from tens of millions of people mostly from the last 500 years.
Different from traditional studies, this resource is the product of an ultra crowd-sourcing approach
and is based on the collaborative work of genealogy enthusiasts
around the world who documented and shared their family stories.
The starting point of FamiLinx was the public information on Geni.com,
a genealogy-driven social network that is operated by MyHeritage.
Geni.com allows genealogists to enter their family trees into the website
and to create profiles of family members with basic demographic information such as sex, birth date, marital status, and location.
The genealogists decide whether they want the profiles in their trees to be public or private.
New or modified family tree profiles are constantly compared to all existing profiles, and if there is high similarity to existing ones,
the website offers the users the option to merge the profiles and connect the trees.
With permission from MyHeritage, we only downloaded the public profiles
of individuals from Geni.com for future scientific studies.
We used graph algorithms to clean the data and organize the pedigrees into fast accessible formats.
We also employed natural language processing to tokenize birth, residence, death,
and burial locations of individuals and converted this information into
quantitative longitude and latitude. The format of the FamiLinx data is
an SQL database and users can create their own local copy with the download package.
We also provide a Python API to query the database with advanced functions for pedigree analysis.
For privacy purposes, the resource does not contain any names and any
attempt to re-identify the users is strictly prohibited.
The main advantage of FamiLinx is its ultra-large pedigrees.
The largest pedigree has 13 million individuals.
To the best of our knowledge, this is the largest pedigree compiled for scientific studies.

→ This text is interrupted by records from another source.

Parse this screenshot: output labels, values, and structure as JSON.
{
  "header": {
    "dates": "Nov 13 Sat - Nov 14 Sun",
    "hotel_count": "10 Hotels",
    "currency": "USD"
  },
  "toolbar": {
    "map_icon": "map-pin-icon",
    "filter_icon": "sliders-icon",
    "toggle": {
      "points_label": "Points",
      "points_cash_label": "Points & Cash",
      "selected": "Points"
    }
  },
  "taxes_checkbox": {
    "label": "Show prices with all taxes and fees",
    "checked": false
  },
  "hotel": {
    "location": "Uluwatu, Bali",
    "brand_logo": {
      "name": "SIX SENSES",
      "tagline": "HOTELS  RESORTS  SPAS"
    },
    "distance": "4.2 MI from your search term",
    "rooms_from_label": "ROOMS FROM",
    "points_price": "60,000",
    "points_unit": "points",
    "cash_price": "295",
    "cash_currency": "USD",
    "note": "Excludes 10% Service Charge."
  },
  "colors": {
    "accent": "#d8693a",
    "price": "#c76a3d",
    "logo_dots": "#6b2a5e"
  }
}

An example of a (small) FamiLinx pedigree of 6,000 people that spans over 7 generations:
Green nodes denote individuals and red nodes denote marriages

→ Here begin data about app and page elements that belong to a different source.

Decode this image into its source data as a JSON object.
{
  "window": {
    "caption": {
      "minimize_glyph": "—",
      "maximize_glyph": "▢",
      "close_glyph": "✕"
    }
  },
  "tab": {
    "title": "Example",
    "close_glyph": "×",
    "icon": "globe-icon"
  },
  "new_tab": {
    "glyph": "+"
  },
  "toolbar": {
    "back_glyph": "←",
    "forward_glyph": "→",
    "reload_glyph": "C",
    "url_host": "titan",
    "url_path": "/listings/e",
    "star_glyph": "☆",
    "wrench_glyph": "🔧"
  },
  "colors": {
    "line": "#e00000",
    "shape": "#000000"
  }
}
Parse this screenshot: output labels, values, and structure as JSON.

Migration patterns detected in our data:
The database has 43,589,566 individuals whose records are organized in 5 tables described below:
This table describes the child-parent relationships in the

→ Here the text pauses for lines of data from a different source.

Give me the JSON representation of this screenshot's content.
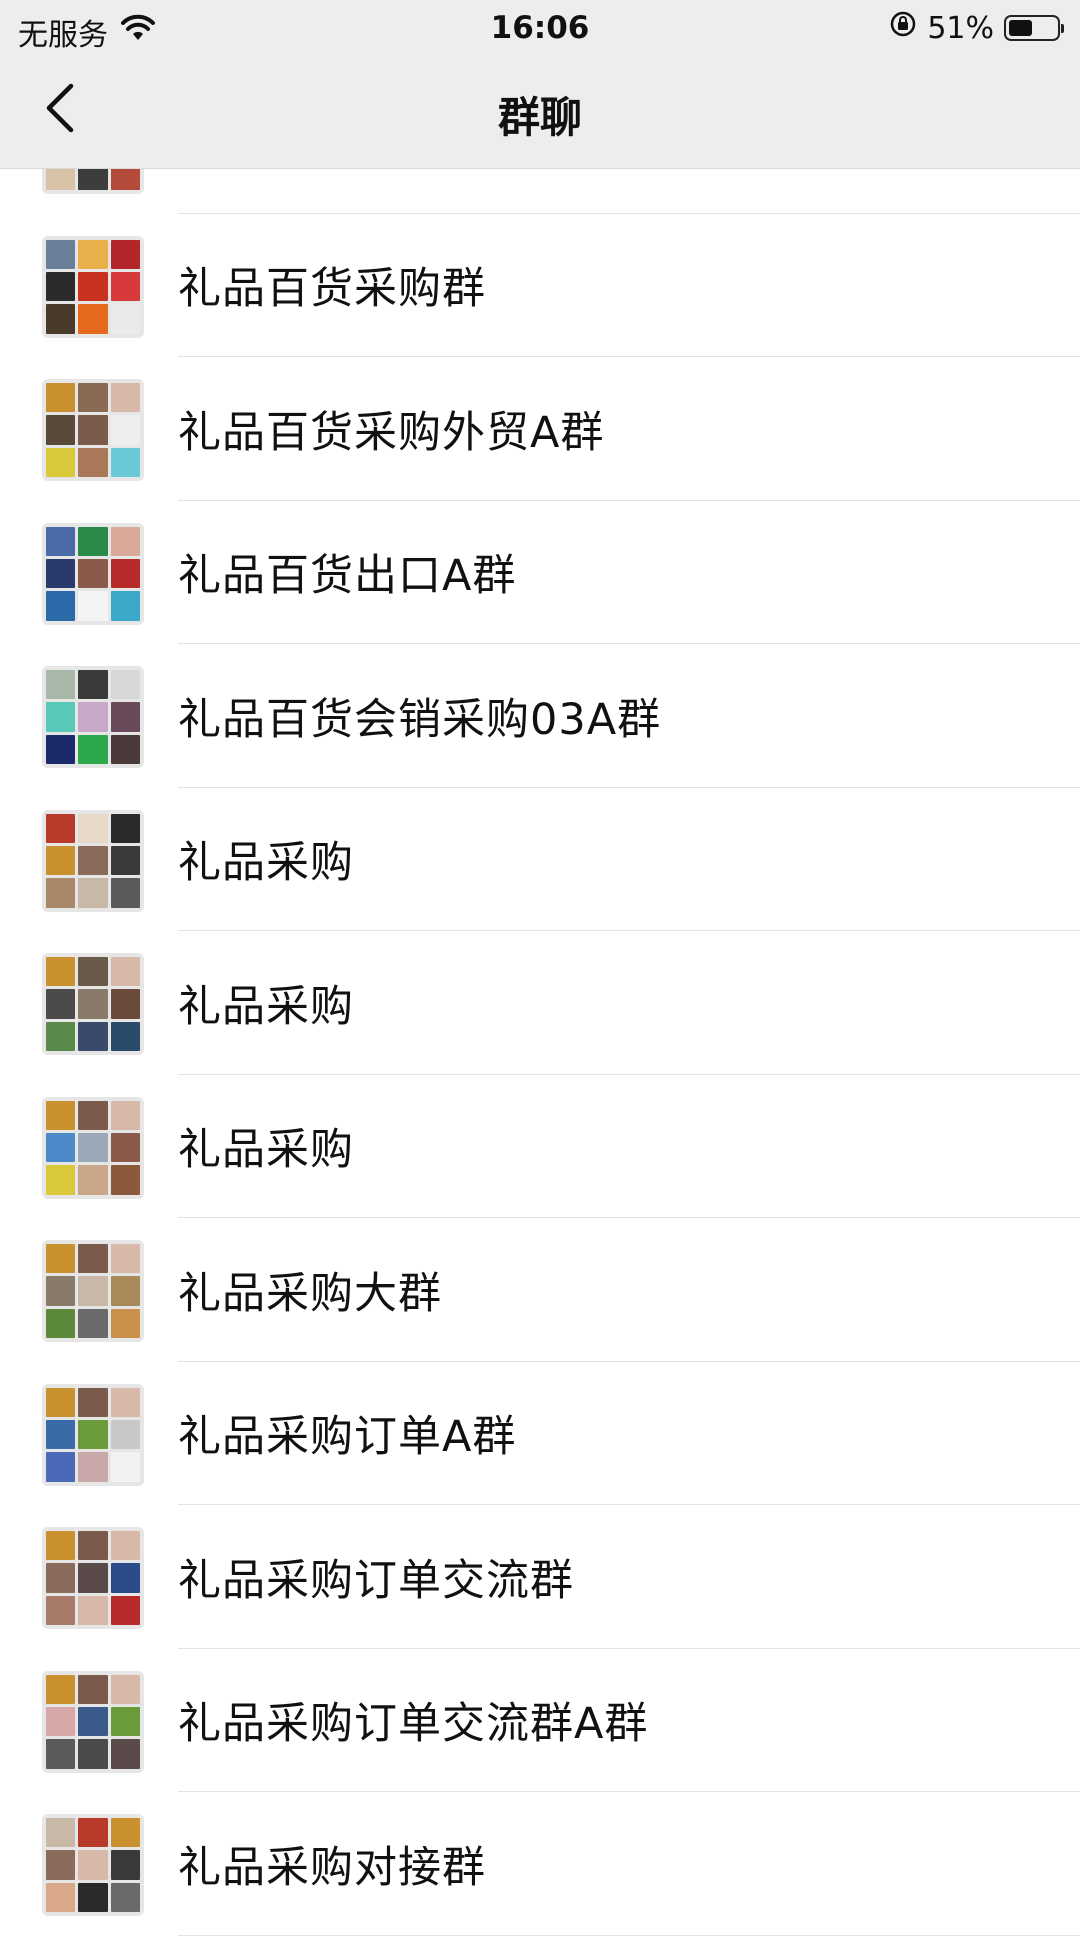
{
  "status_bar": {
    "carrier": "无服务",
    "wifi_icon": "wifi-icon",
    "time": "16:06",
    "rotation_lock_icon": "rotation-lock-icon",
    "battery_percent": "51%",
    "battery_level": 0.51
  },
  "nav": {
    "back_icon": "chevron-left-icon",
    "title": "群聊"
  },
  "groups": [
    {
      "name": "",
      "colors": [
        "#c9a98a",
        "#5b6b8a",
        "#7a2b22",
        "#e8d6c0",
        "#f2d43c",
        "#8f1d1a",
        "#d8c2a6",
        "#3d3d3d",
        "#b34a3a"
      ]
    },
    {
      "name": "礼品百货采购群",
      "colors": [
        "#6b7f99",
        "#e8b04a",
        "#b3262a",
        "#2b2b2b",
        "#c8321f",
        "#d63a3a",
        "#4a3a2a",
        "#e36a1d",
        "#eaeaea"
      ]
    },
    {
      "name": "礼品百货采购外贸A群",
      "colors": [
        "#c9902e",
        "#8a6a52",
        "#d8b8a8",
        "#5a4a3a",
        "#7a5a4a",
        "#eeeeee",
        "#d8c83a",
        "#a87858",
        "#6ac8d8"
      ]
    },
    {
      "name": "礼品百货出口A群",
      "colors": [
        "#4a6aa8",
        "#2a8a4a",
        "#d8a898",
        "#2a3a6a",
        "#8a5a4a",
        "#b82a2a",
        "#2a6aa8",
        "#f4f4f4",
        "#3aa8c8"
      ]
    },
    {
      "name": "礼品百货会销采购03A群",
      "colors": [
        "#a8b8a8",
        "#3a3a3a",
        "#d8d8d8",
        "#58c8b8",
        "#c8a8c8",
        "#6a4a5a",
        "#1a2a6a",
        "#2aa84a",
        "#4a3a3a"
      ]
    },
    {
      "name": "礼品采购",
      "colors": [
        "#b83a2a",
        "#e8d8c8",
        "#2a2a2a",
        "#c9902e",
        "#8a6a5a",
        "#3a3a3a",
        "#a88868",
        "#c8b8a8",
        "#5a5a5a"
      ]
    },
    {
      "name": "礼品采购",
      "colors": [
        "#c9902e",
        "#6a5a4a",
        "#d8b8a8",
        "#4a4a4a",
        "#8a7a6a",
        "#6a4a3a",
        "#5a8a4a",
        "#3a4a6a",
        "#2a4a6a"
      ]
    },
    {
      "name": "礼品采购",
      "colors": [
        "#c9902e",
        "#7a5a4a",
        "#d8b8a8",
        "#4a8ac8",
        "#9aa8b8",
        "#8a5a4a",
        "#d8c83a",
        "#c8a888",
        "#8a5a3a"
      ]
    },
    {
      "name": "礼品采购大群",
      "colors": [
        "#c9902e",
        "#7a5a4a",
        "#d8b8a8",
        "#8a7a6a",
        "#c8b8a8",
        "#a88a5a",
        "#5a8a3a",
        "#6a6a6a",
        "#c8904a"
      ]
    },
    {
      "name": "礼品采购订单A群",
      "colors": [
        "#c9902e",
        "#7a5a4a",
        "#d8b8a8",
        "#3a6aa8",
        "#6a9a3a",
        "#c8c8c8",
        "#4a6ab8",
        "#c8a8a8",
        "#f2f2f2"
      ]
    },
    {
      "name": "礼品采购订单交流群",
      "colors": [
        "#c9902e",
        "#7a5a4a",
        "#d8b8a8",
        "#8a6a5a",
        "#5a4a4a",
        "#2a4a8a",
        "#a87a6a",
        "#d8b8a8",
        "#b82a2a"
      ]
    },
    {
      "name": "礼品采购订单交流群A群",
      "colors": [
        "#c9902e",
        "#7a5a4a",
        "#d8b8a8",
        "#d8a8a8",
        "#3a5a8a",
        "#6a9a3a",
        "#5a5a5a",
        "#4a4a4a",
        "#5a4a4a"
      ]
    },
    {
      "name": "礼品采购对接群",
      "colors": [
        "#c8b8a8",
        "#b83a2a",
        "#c9902e",
        "#8a6a5a",
        "#d8b8a8",
        "#3a3a3a",
        "#d8a888",
        "#2a2a2a",
        "#6a6a6a"
      ]
    }
  ],
  "colors": {
    "header_bg": "#ededed",
    "list_bg": "#ffffff",
    "divider": "#e3e3e3",
    "text": "#111111"
  }
}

database and it serves as the interface to the pedigree structure.
To extract a pedigree for an individual one should start with the
individual Id and recursively retrieve parents or children from this table.
Self reported gender of individuals.
This table describes the founders and their statistical properties.
A founder is an individual who has no parents in the database.
For each founder, we report the number of leaves (descendants with no further children),
and the maximum, minimum and median number of
generations in the family subtree induced by each founder.
The location table reports the longitude and latitude birth/residence/death/burial locations of individuals.
We used Yahoo! Geoparser to convert the free text into geographic coordinates.
We also provide the country (based on current political borders) and the continent.
Data is available for 5,404,864 individuals.
This table contains birth and death years for 4,351,044 individuals.
We only included individuals whose original record in Geni had an
exact birthdate / death date in a single day resolution to enhance the quality of the data.
We do not report the exact birthdate/deathdate for privacy reasons.
This table contains the age at death for 1,039,321 individuals.
The information was calculated by substructing the year of death from the year of birth.
We only derived this information for individuals whose exact (i.e. single day resolution) date of birth and date of death was known.
We also provide a Python interface to
access the database and calculate the identity-by-descent (IBD)
and Jacquard's 9 Condensed Coefficients of identity between pairs of individuals.
The interface integrates the database SQL queries with
Mark Abney's IdCoeff program
(Abney, Bioinformatics, 2009).
It is given as part of the download package or can be accessed in